LAS VEGAS (KLAS) — The wheels of justice turn slowly, and advocates for wild horses are enduring a painful wait while a roundup in eastern Nevada continues.
So far, 29 horses have died in the Antelope Complex South and North roundups. Antelope-South concluded July 26 with 10 deaths counted by the Bureau of Land Management (BLM). Antelope-North is continuing as a lawsuit seeking to stop the roundup goes through the court. That roundup has gathered 1,480 horses (575 stallions, 679 mares and 226 foals) and 19 deaths have been recorded in the herd.
The BLM reports that four of those deaths were “acute/unexpected,” including one 20-year-old mare that was “humanely euthanized” after it broke its neck during the roundup. That death came five days after Laura Leigh of Wild Horse Education notified 8 News Now that a lawsuit had been filed to stop the roundup.
The lawsuit was filed in U.S. District Court on July 26 but stamped by the court on Aug. 1.
On Monday, Aug. 7, the Bureau of Land Management is scheduled to file a response to a request for a temporary restraining order (TRO). If the court decides there’s merit to Wild Horse Education’s case, it will proceed to a hearing for the TRO, which will not happen until Thursday, Aug. 10 at the earliest.
The Antelope-North roundup began July 9, planned to take 2,000 horses off the range. On several days, the roundup has gathered more than 100 horses, including July 28, when 177 horses were captured.
The roundup could easily conclude by the time the court makes a decision.
The lawsuit cites a number of objections to continued roundup operations including:
- A pattern of repeatedly denying public access to view the capture and handling of wild horses.
- Continuing to operate during heat index warnings.
- Operating the helicopter during foaling season and in a manner in which young foals fall behind and are separated from their mothers, often left out on the range alone and lost.
- Setting traps in unsafe locations containing barbed wire fencing.
- Inhumanely and untimely euthanizing animals suffering from catastrophic, life-threatening injuries.
- Gathering horses in traps that are not safely enclosed such that the animals escape and cause themselves injury and death.
The lawsuit further details the case of one horse’s injury and subsequent euthanization:
A Palomino stallion known to Plaintiffs was captured on July 13, 2023. He jumped the fence of the enclosure and suffered a compound break of his back leg.
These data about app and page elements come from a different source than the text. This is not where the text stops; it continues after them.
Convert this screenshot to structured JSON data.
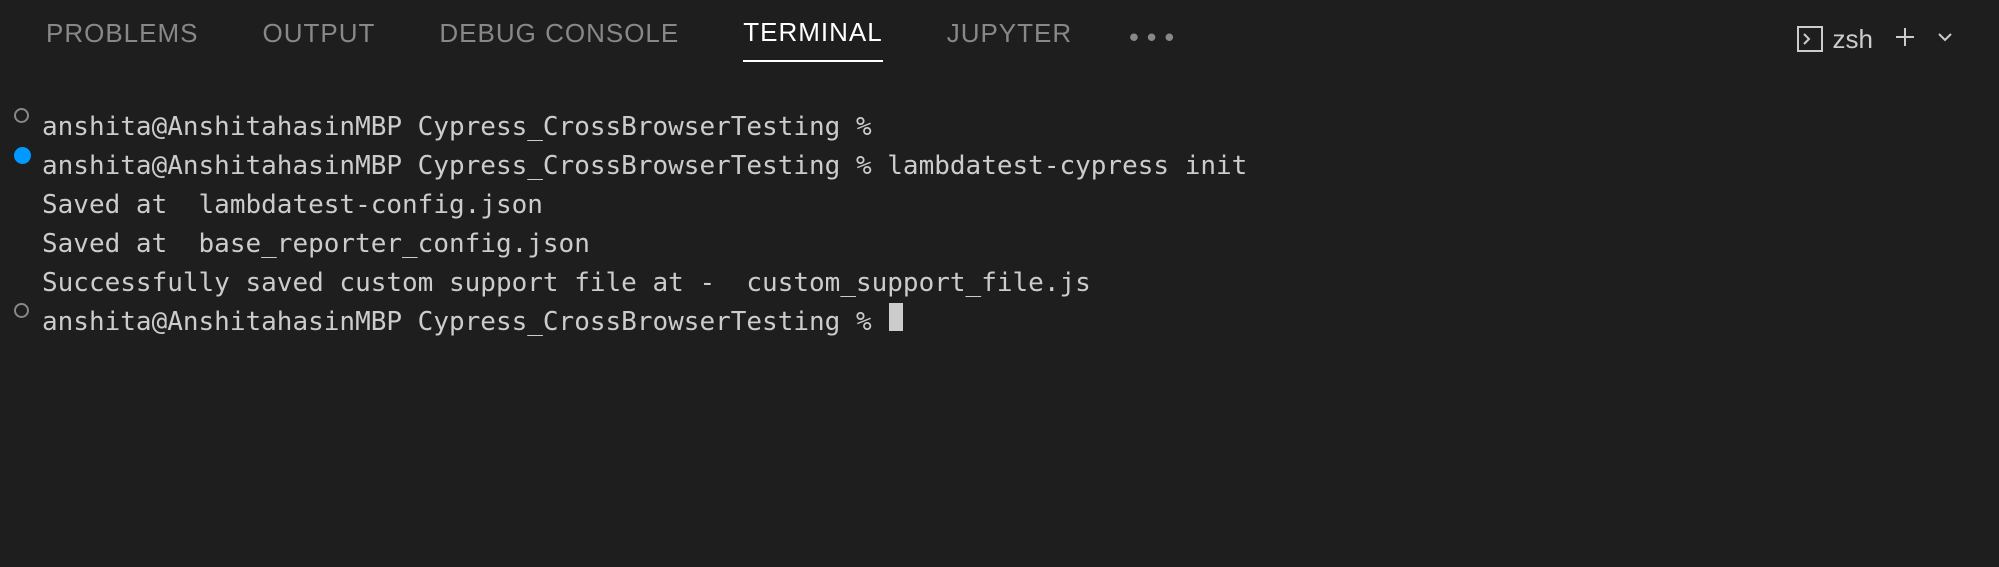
{
  "tabs": {
    "problems": "PROBLEMS",
    "output": "OUTPUT",
    "debug_console": "DEBUG CONSOLE",
    "terminal": "TERMINAL",
    "jupyter": "JUPYTER"
  },
  "shell": {
    "label": "zsh"
  },
  "terminal": {
    "lines": [
      {
        "marker": "outline",
        "text": "anshita@AnshitahasinMBP Cypress_CrossBrowserTesting %"
      },
      {
        "marker": "filled",
        "text": "anshita@AnshitahasinMBP Cypress_CrossBrowserTesting % lambdatest-cypress init"
      },
      {
        "marker": "none",
        "text": "Saved at  lambdatest-config.json"
      },
      {
        "marker": "none",
        "text": "Saved at  base_reporter_config.json"
      },
      {
        "marker": "none",
        "text": "Successfully saved custom support file at -  custom_support_file.js"
      },
      {
        "marker": "outline",
        "text": "anshita@AnshitahasinMBP Cypress_CrossBrowserTesting % ",
        "cursor": true
      }
    ]
  }
}
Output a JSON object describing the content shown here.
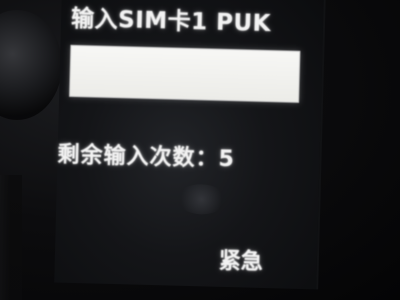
{
  "screen": {
    "title": "输入SIM卡1 PUK",
    "pin_input": {
      "value": ""
    },
    "remaining_attempts": {
      "label": "剩余输入次数：5"
    },
    "softkey_right": "紧急"
  }
}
Instead, of shooting the horse at a distance, he was pursued for over thirty (30) minutes before being shot. The inhumane treatment of this beloved horse is unacceptable and violates the humane handling requirements of the Wild Free-Roaming Horses and Burros Act. 16 U.S.C. § 1331, et seq. Thus, BLM must be ordered to immediately and humanely euthanize animals who are suffering from catastrophic, life-threatening injuries and ensure that horses are safely enclosed in traps such that they cannot escape and cause themselves further injury.
Wild Horse Education, a nonprofit corporation, and Leigh are represented by De Castroverde Law Group in Las Vegas and Greenfire Law of Berkeley, California.
Horses gathered in the south portion of the roundup are headed for the Palomino Valley Wild Horse and Burro Center in Reno. Horses from the north will go to the Indian Lakes Facility at Fallon.
The horses will be checked by a veterinarian and readied for the BLM’s wild horse and burro adoption program (www.blm.gov/whb). Those that are not placed into a new home will go to off-range pastures.